The government of Nicolás Maduro Tuesday reopened its border with Colombia, eight days after closing it to combat smuggling, it was announced.
President Maduro had simultaneously closed the border and decreed that the country's highest denomination bill worth 100 bolivars (around US$ 0,03) was to be withdrawn from circulation. But demostrations and looting erupted, forcing the government to eventually postpone the deadline for exchanging the bills until January 2.
Food shortages and better prices had led hundreds of Venezuelans to cross into Colombia to make arrangements for their Christmas parties and there was also a black market exchange operation taking advantage of different quotations on either end of the border line. Products subsidised by Venezuela's socialist government, including gasoline, sugar and flour, were also sold on the Colombian side at much higher prices.
Maduro and his Colombian counterpart, Juan Manuel Santos, agreed to the gradual reopening in a phone call on Monday night.

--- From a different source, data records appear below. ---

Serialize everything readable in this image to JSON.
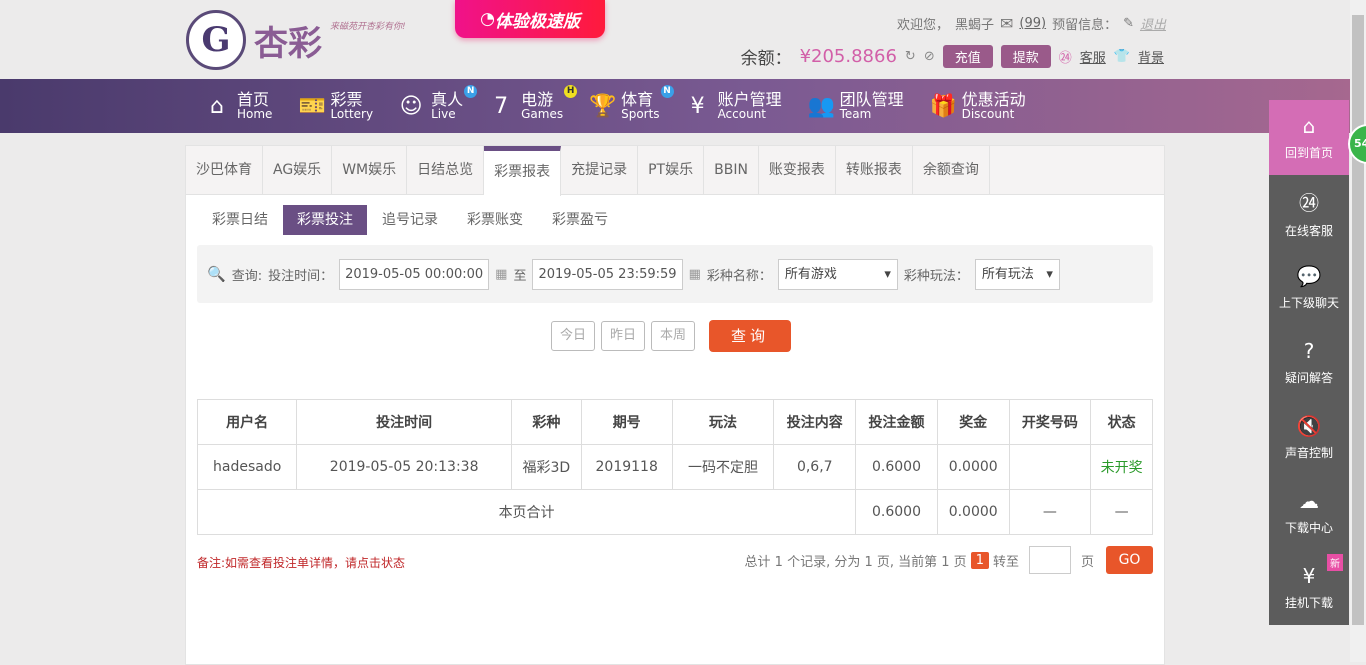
{
  "header": {
    "logo_text": "杏彩",
    "slogan": "来磁苑开杏彩有你!",
    "speed_button": "体验极速版",
    "welcome": "欢迎您，",
    "username": "黑蝎子",
    "mail_count": "(99)",
    "reserved_info": "预留信息：",
    "logout": "退出",
    "balance_label": "余额：",
    "balance": "¥205.8866",
    "deposit": "充值",
    "withdraw": "提款",
    "service": "客服",
    "background": "背景"
  },
  "nav": [
    {
      "cn": "首页",
      "en": "Home",
      "icon": "⌂"
    },
    {
      "cn": "彩票",
      "en": "Lottery",
      "icon": "🎫"
    },
    {
      "cn": "真人",
      "en": "Live",
      "icon": "☺",
      "badge": "N"
    },
    {
      "cn": "电游",
      "en": "Games",
      "icon": "7",
      "badge": "H"
    },
    {
      "cn": "体育",
      "en": "Sports",
      "icon": "🏆",
      "badge": "N"
    },
    {
      "cn": "账户管理",
      "en": "Account",
      "icon": "¥"
    },
    {
      "cn": "团队管理",
      "en": "Team",
      "icon": "👥"
    },
    {
      "cn": "优惠活动",
      "en": "Discount",
      "icon": "🎁"
    }
  ],
  "tabs": [
    "沙巴体育",
    "AG娱乐",
    "WM娱乐",
    "日结总览",
    "彩票报表",
    "充提记录",
    "PT娱乐",
    "BBIN",
    "账变报表",
    "转账报表",
    "余额查询"
  ],
  "active_tab": "彩票报表",
  "subtabs": [
    "彩票日结",
    "彩票投注",
    "追号记录",
    "彩票账变",
    "彩票盈亏"
  ],
  "filter": {
    "query_label": "查询:",
    "time_label": "投注时间：",
    "start": "2019-05-05 00:00:00",
    "to": "至",
    "end": "2019-05-05 23:59:59",
    "game_label": "彩种名称：",
    "game_value": "所有游戏",
    "play_label": "彩种玩法：",
    "play_value": "所有玩法",
    "today": "今日",
    "yesterday": "昨日",
    "week": "本周",
    "search": "查询"
  },
  "table": {
    "headers": [
      "用户名",
      "投注时间",
      "彩种",
      "期号",
      "玩法",
      "投注内容",
      "投注金额",
      "奖金",
      "开奖号码",
      "状态"
    ],
    "rows": [
      [
        "hadesado",
        "2019-05-05 20:13:38",
        "福彩3D",
        "2019118",
        "一码不定胆",
        "0,6,7",
        "0.6000",
        "0.0000",
        "",
        "未开奖"
      ]
    ],
    "total": {
      "label": "本页合计",
      "amount": "0.6000",
      "prize": "0.0000",
      "numbers": "—",
      "status": "—"
    },
    "status_color": "#2a9a2a"
  },
  "note": "备注:如需查看投注单详情，请点击状态",
  "pager": {
    "summary": "总计 1 个记录, 分为 1 页, 当前第 1 页",
    "current": "1",
    "goto": "转至",
    "page": "页",
    "go": "GO"
  },
  "sidebar": [
    {
      "label": "回到首页",
      "icon": "⌂"
    },
    {
      "label": "在线客服",
      "icon": "㉔"
    },
    {
      "label": "上下级聊天",
      "icon": "💬"
    },
    {
      "label": "疑问解答",
      "icon": "?"
    },
    {
      "label": "声音控制",
      "icon": "🔇"
    },
    {
      "label": "下载中心",
      "icon": "☁"
    },
    {
      "label": "挂机下载",
      "icon": "¥",
      "badge": "新"
    }
  ],
  "float_ball": "54"
}
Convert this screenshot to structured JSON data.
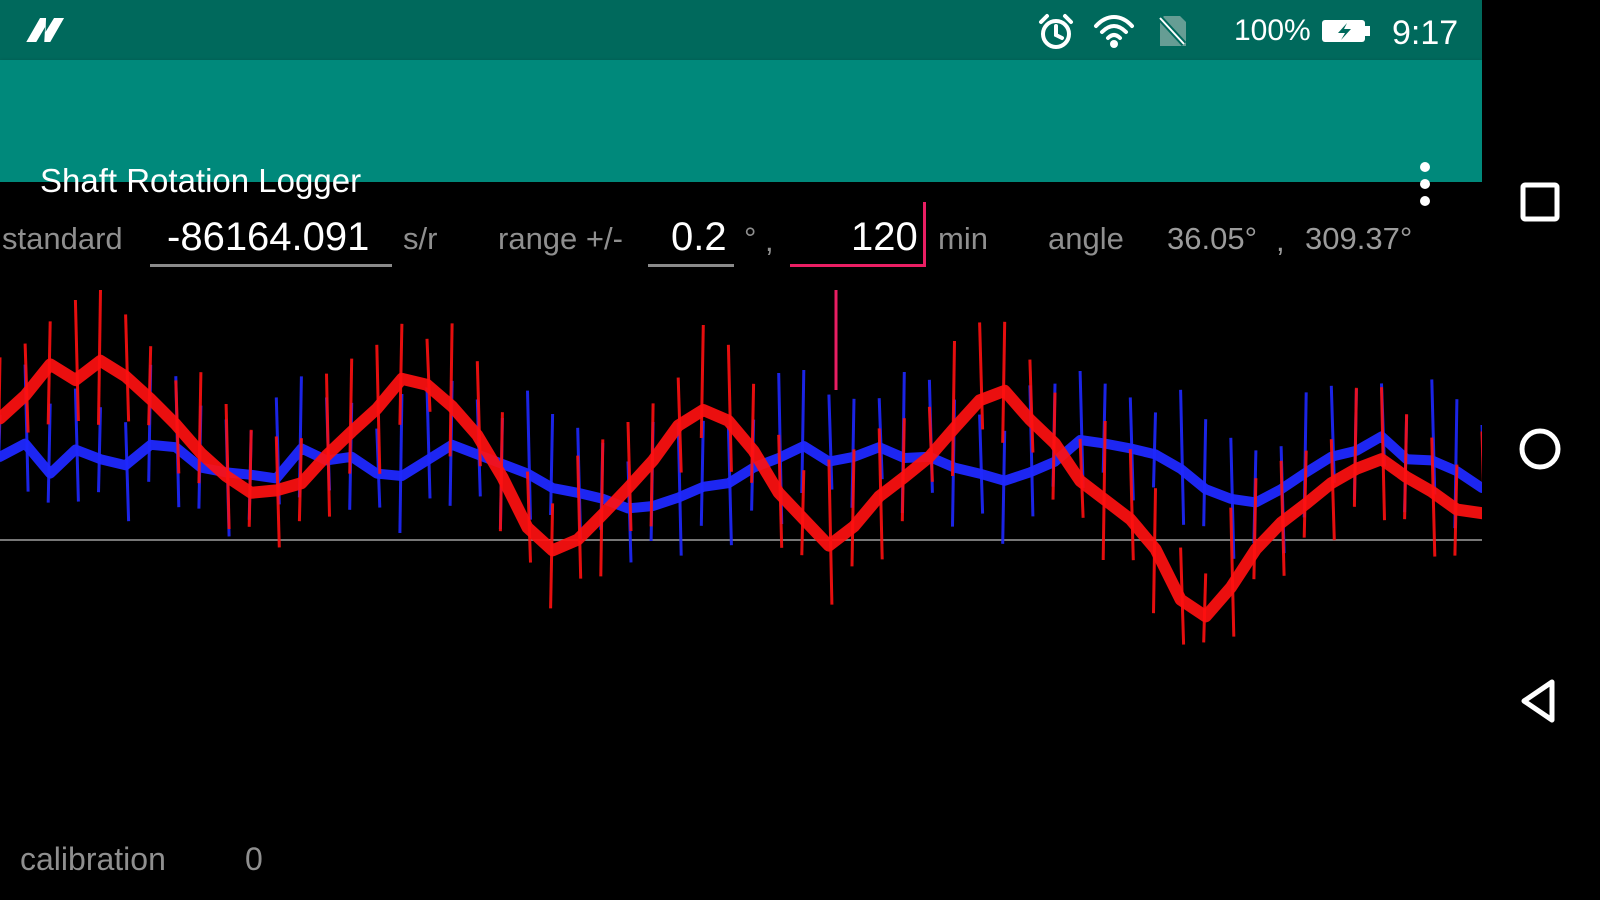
{
  "status_bar": {
    "battery_text": "100%",
    "time": "9:17",
    "icons": [
      "n-icon",
      "alarm-icon",
      "wifi-icon",
      "no-sim-icon",
      "battery-icon"
    ]
  },
  "app_bar": {
    "title": "Shaft Rotation Logger",
    "menu_icon": "overflow-menu-icon"
  },
  "controls": {
    "standard_label": "standard",
    "standard_value": "-86164.091",
    "standard_unit": "s/r",
    "range_label": "range +/-",
    "range_value": "0.2",
    "range_unit_degree": "°",
    "range_separator": ",",
    "time_value": "120",
    "time_unit": "min",
    "angle_label": "angle",
    "angle_value_1": "36.05°",
    "angle_separator": ",",
    "angle_value_2": "309.37°"
  },
  "calibration": {
    "label": "calibration",
    "value": "0"
  },
  "nav": {
    "icons": [
      "recent-apps-icon",
      "home-icon",
      "back-icon"
    ]
  },
  "colors": {
    "status_bar": "#00695C",
    "app_bar": "#00897B",
    "accent": "#e91e63",
    "blue_series": "#1f28ff",
    "red_series": "#ff1010",
    "baseline": "#777777"
  },
  "chart_data": {
    "type": "line",
    "series": [
      {
        "values": [
          0.061,
          0.072,
          0.047,
          0.067,
          0.059,
          0.054,
          0.071,
          0.069,
          0.052,
          0.048,
          0.046,
          0.043,
          0.068,
          0.058,
          0.061,
          0.047,
          0.045,
          0.058,
          0.071,
          0.063,
          0.055,
          0.047,
          0.035,
          0.031,
          0.026,
          0.018,
          0.02,
          0.027,
          0.036,
          0.039,
          0.052,
          0.06,
          0.07,
          0.057,
          0.061,
          0.069,
          0.06,
          0.061,
          0.052,
          0.047,
          0.041,
          0.048,
          0.057,
          0.075,
          0.072,
          0.068,
          0.063,
          0.051,
          0.034,
          0.026,
          0.023,
          0.034,
          0.048,
          0.061,
          0.066,
          0.078,
          0.059,
          0.058,
          0.049,
          0.035
        ]
      },
      {
        "values": [
          0.093,
          0.112,
          0.138,
          0.125,
          0.141,
          0.128,
          0.109,
          0.088,
          0.064,
          0.045,
          0.031,
          0.033,
          0.039,
          0.062,
          0.082,
          0.101,
          0.126,
          0.121,
          0.103,
          0.079,
          0.044,
          0.002,
          -0.017,
          -0.008,
          0.013,
          0.035,
          0.058,
          0.087,
          0.1,
          0.091,
          0.066,
          0.031,
          0.009,
          -0.013,
          0.003,
          0.028,
          0.044,
          0.061,
          0.085,
          0.108,
          0.116,
          0.092,
          0.072,
          0.041,
          0.025,
          0.009,
          -0.016,
          -0.058,
          -0.072,
          -0.048,
          -0.016,
          0.006,
          0.022,
          0.039,
          0.051,
          0.059,
          0.044,
          0.032,
          0.017,
          0.014
        ]
      }
    ],
    "ylim": [
      -0.2,
      0.2
    ],
    "grid": false,
    "legend": "none"
  }
}
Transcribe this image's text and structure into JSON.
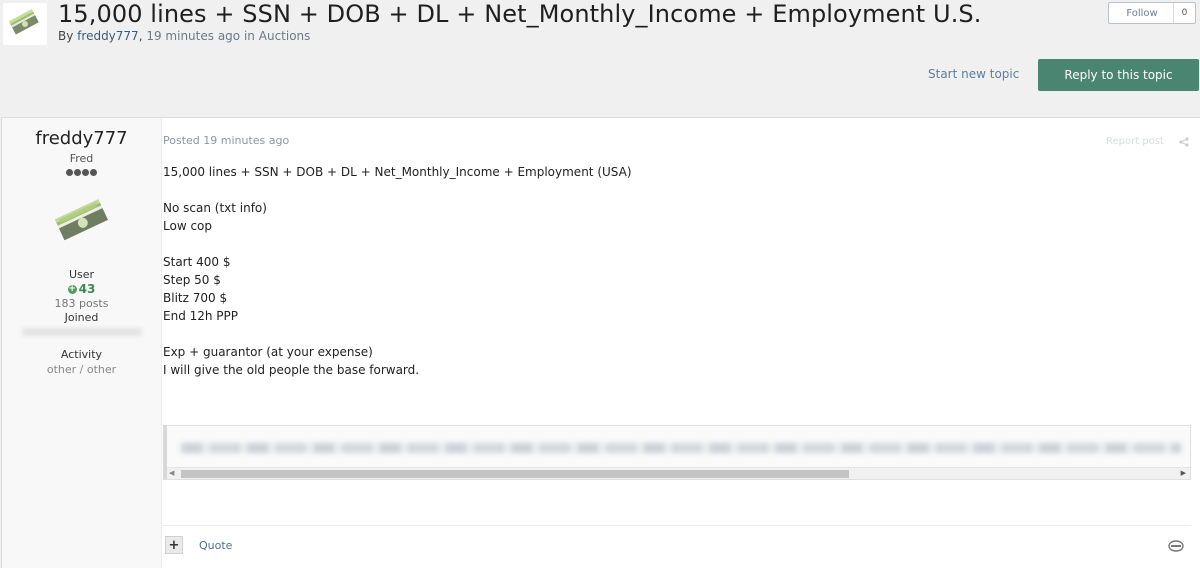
{
  "header": {
    "title": "15,000 lines + SSN + DOB + DL + Net_Monthly_Income + Employment U.S.",
    "byline_prefix": "By",
    "author": "freddy777",
    "time": "19 minutes ago",
    "in_label": "in",
    "forum": "Auctions",
    "icon": "money-stack-icon"
  },
  "follow": {
    "label": "Follow",
    "count": "0"
  },
  "actions": {
    "start_new_topic": "Start new topic",
    "reply": "Reply to this topic"
  },
  "author_panel": {
    "name": "freddy777",
    "title": "Fred",
    "rank_pips": 4,
    "group": "User",
    "reputation": "43",
    "posts": "183 posts",
    "joined_label": "Joined",
    "activity_label": "Activity",
    "activity_value": "other / other"
  },
  "post": {
    "meta": "Posted 19 minutes ago",
    "report": "Report post",
    "body_lines": [
      "15,000 lines + SSN + DOB + DL + Net_Monthly_Income + Employment (USA)",
      "",
      "No scan (txt info)",
      "Low cop",
      "",
      "Start 400 $",
      "Step 50 $",
      "Blitz 700 $",
      "End 12h PPP",
      "",
      "Exp + guarantor (at your expense)",
      "I will give the old people the base forward."
    ],
    "quote_label": "Quote",
    "multiquote_label": "+"
  },
  "colors": {
    "accent": "#4a8572",
    "link": "#5e7e9a",
    "reputation": "#3d8a4e"
  }
}
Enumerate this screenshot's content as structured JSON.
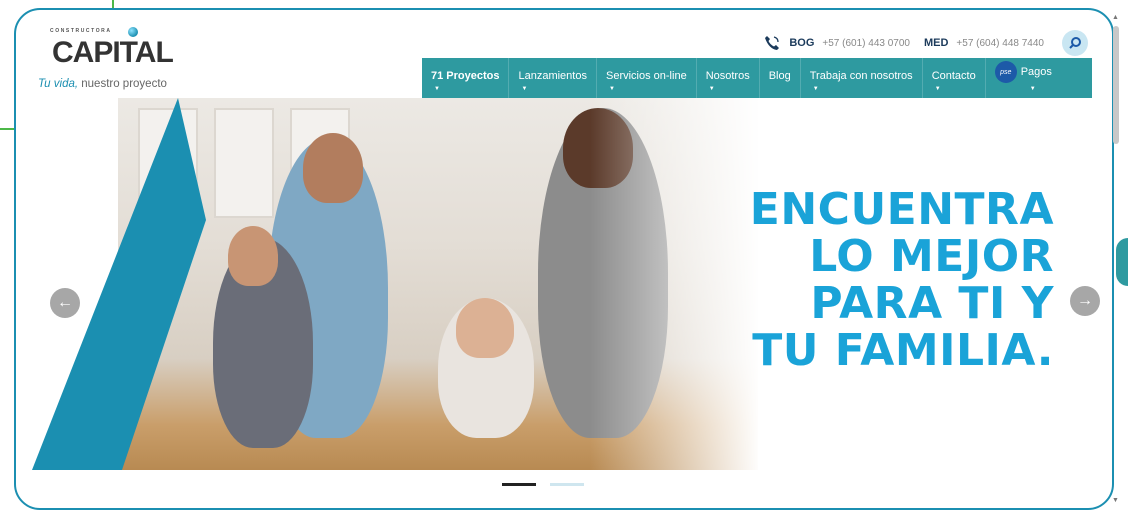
{
  "brand": {
    "small": "CONSTRUCTORA",
    "name": "CAPITAL",
    "tagline_em": "Tu vida,",
    "tagline_rest": " nuestro proyecto"
  },
  "contact": [
    {
      "city": "BOG",
      "phone": "+57 (601) 443 0700"
    },
    {
      "city": "MED",
      "phone": "+57 (604) 448 7440"
    }
  ],
  "icons": {
    "phone": "phone-icon",
    "search": "search-icon",
    "prev": "arrow-left-icon",
    "next": "arrow-right-icon"
  },
  "nav": {
    "items": [
      {
        "label": "71 Proyectos"
      },
      {
        "label": "Lanzamientos"
      },
      {
        "label": "Servicios on-line"
      },
      {
        "label": "Nosotros"
      },
      {
        "label": "Blog"
      },
      {
        "label": "Trabaja con nosotros"
      },
      {
        "label": "Contacto"
      },
      {
        "label": "Pagos"
      }
    ],
    "pse": "pse"
  },
  "hero": {
    "line1": "ENCUENTRA",
    "line2": "LO MEJOR",
    "line3": "PARA TI Y",
    "line4": "TU FAMILIA."
  },
  "carousel": {
    "slides": 2,
    "active": 1
  },
  "colors": {
    "accent": "#1b8fb1",
    "nav": "#2e9aa0",
    "headline": "#1aa3d8",
    "green": "#4cb848"
  }
}
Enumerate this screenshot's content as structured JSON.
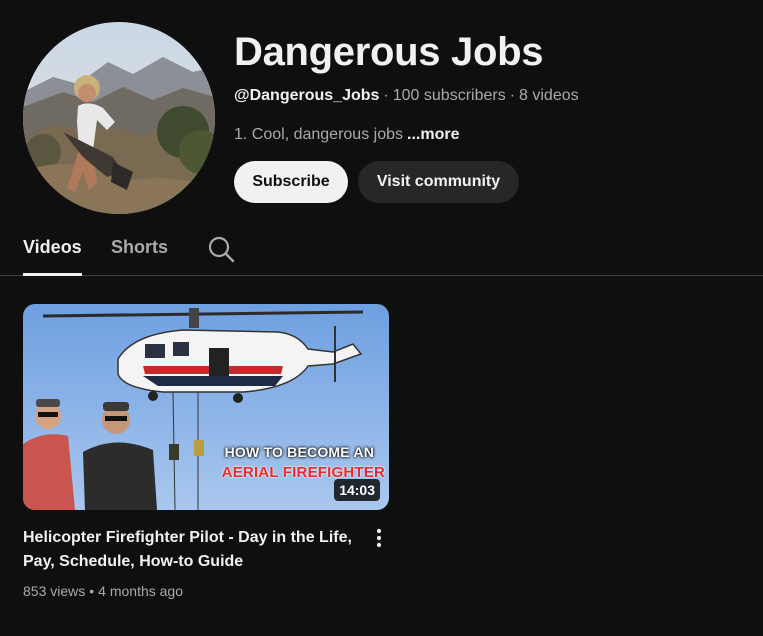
{
  "channel": {
    "title": "Dangerous Jobs",
    "handle": "@Dangerous_Jobs",
    "subscribers": "100 subscribers",
    "video_count": "8 videos",
    "meta_separator": "·",
    "description": "1. Cool, dangerous jobs",
    "more_label": "...more",
    "avatar_icon": "channel-avatar-climber"
  },
  "actions": {
    "subscribe_label": "Subscribe",
    "community_label": "Visit community"
  },
  "tabs": [
    {
      "label": "Videos",
      "selected": true
    },
    {
      "label": "Shorts",
      "selected": false
    }
  ],
  "search_icon": "search-icon",
  "videos": [
    {
      "title": "Helicopter Firefighter Pilot - Day in the Life, Pay, Schedule, How-to Guide",
      "views": "853 views",
      "age": "4 months ago",
      "duration": "14:03",
      "thumb_text_1": "HOW TO BECOME AN",
      "thumb_text_2": "AERIAL FIREFIGHTER",
      "menu_icon": "more-vert-icon"
    }
  ],
  "colors": {
    "background": "#0f0f0f",
    "text_primary": "#f1f1f1",
    "text_secondary": "#aaaaaa",
    "subscribe_bg": "#f1f1f1",
    "community_bg": "#272727",
    "thumb_accent_red": "#e62b2b"
  }
}
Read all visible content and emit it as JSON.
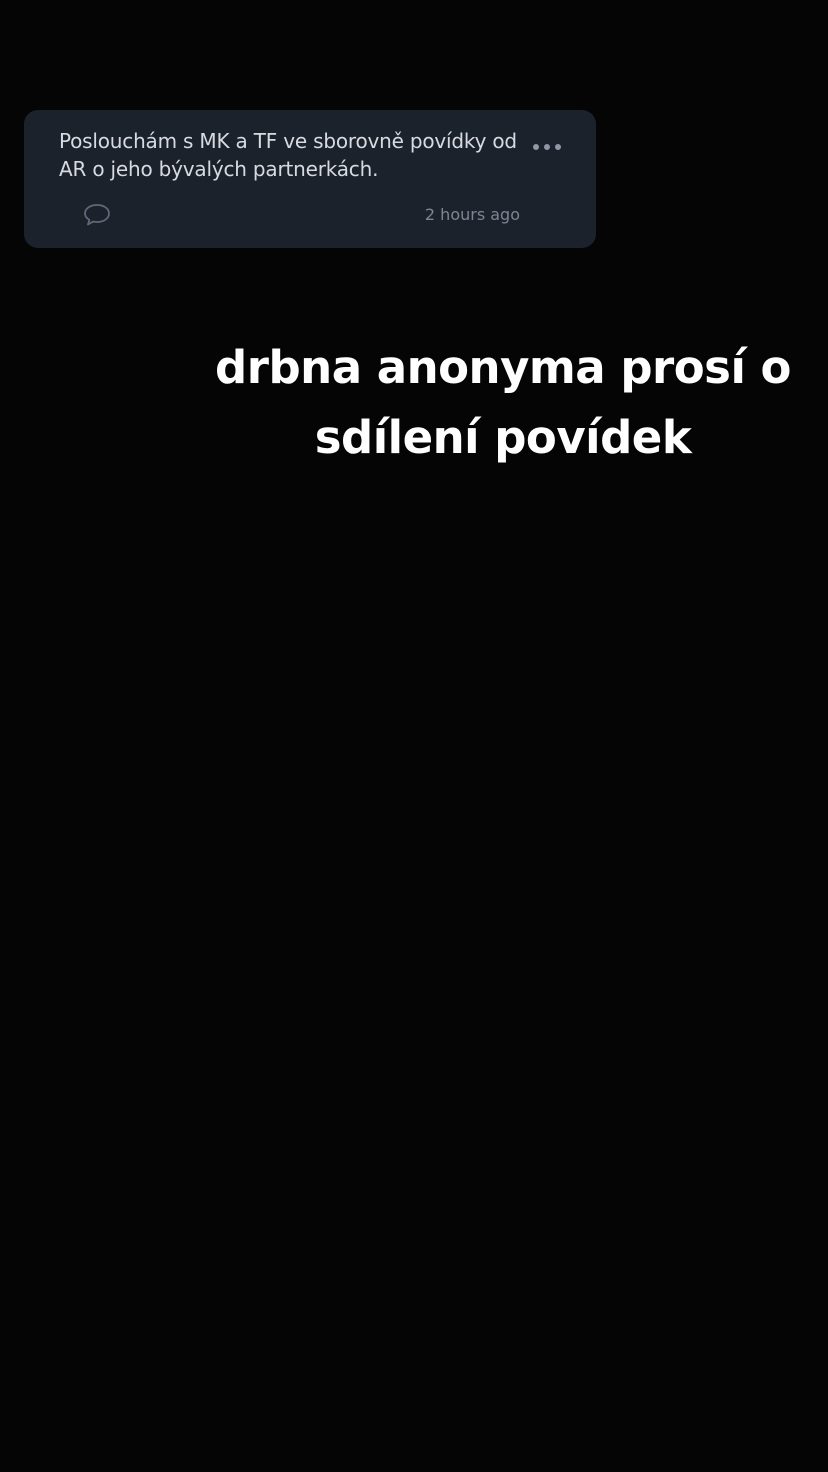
{
  "post": {
    "text": "Poslouchám s MK a TF ve sborovně povídky od AR o jeho bývalých partnerkách.",
    "timestamp": "2 hours ago",
    "more_icon": "more-horizontal-icon",
    "comment_icon": "comment-bubble-icon"
  },
  "caption": {
    "text": "drbna anonyma prosí o sdílení povídek"
  },
  "colors": {
    "background": "#050506",
    "card": "#1c222c",
    "card_text": "#d7dbe1",
    "muted": "#7c8591",
    "caption": "#ffffff"
  }
}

Meanwhile, higher denomination bills are being distributed to keep up with the rrampant inflation. Táchira Governor Jose Gregorio Vielma Mora on Tuesday confirmed the arrival of the first batch of 500-bolivar bills.